Task goal: Scan the data below and state how many of its lines contain the word "title", giving only the figure.

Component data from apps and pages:
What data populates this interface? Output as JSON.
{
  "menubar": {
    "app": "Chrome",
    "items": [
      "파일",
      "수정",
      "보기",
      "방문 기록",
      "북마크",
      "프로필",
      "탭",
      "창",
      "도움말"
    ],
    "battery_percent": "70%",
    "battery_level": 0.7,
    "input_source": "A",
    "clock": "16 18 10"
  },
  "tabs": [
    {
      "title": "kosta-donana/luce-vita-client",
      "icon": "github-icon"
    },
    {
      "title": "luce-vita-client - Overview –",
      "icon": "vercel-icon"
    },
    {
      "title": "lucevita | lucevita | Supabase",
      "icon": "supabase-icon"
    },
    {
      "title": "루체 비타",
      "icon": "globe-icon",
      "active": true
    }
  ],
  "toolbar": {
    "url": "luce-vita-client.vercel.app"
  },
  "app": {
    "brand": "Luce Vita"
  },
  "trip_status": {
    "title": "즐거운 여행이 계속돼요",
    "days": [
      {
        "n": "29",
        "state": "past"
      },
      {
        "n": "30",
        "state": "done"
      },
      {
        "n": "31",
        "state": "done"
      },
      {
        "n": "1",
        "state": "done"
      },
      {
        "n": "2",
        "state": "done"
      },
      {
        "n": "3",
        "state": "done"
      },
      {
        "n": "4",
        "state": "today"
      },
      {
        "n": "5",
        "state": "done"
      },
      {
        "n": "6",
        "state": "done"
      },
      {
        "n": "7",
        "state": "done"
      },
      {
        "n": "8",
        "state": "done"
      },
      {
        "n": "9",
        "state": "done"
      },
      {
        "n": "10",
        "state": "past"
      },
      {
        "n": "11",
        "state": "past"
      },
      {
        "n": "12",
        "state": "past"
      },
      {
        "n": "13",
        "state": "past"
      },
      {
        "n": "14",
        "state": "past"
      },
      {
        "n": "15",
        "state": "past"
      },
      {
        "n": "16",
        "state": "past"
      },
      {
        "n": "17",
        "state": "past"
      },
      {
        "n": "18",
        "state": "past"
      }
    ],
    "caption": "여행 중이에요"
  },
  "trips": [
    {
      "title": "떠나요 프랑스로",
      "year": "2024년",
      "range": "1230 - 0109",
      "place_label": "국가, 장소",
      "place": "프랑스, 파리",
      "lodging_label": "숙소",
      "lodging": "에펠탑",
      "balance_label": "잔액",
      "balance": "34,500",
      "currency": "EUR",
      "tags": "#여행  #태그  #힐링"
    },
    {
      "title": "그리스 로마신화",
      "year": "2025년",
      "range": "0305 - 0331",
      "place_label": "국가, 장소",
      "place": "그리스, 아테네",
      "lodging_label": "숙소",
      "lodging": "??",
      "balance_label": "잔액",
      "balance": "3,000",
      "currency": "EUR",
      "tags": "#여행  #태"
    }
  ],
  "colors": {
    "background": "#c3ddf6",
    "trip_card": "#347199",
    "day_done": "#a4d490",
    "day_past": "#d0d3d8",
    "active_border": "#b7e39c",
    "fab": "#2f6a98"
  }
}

Response: 7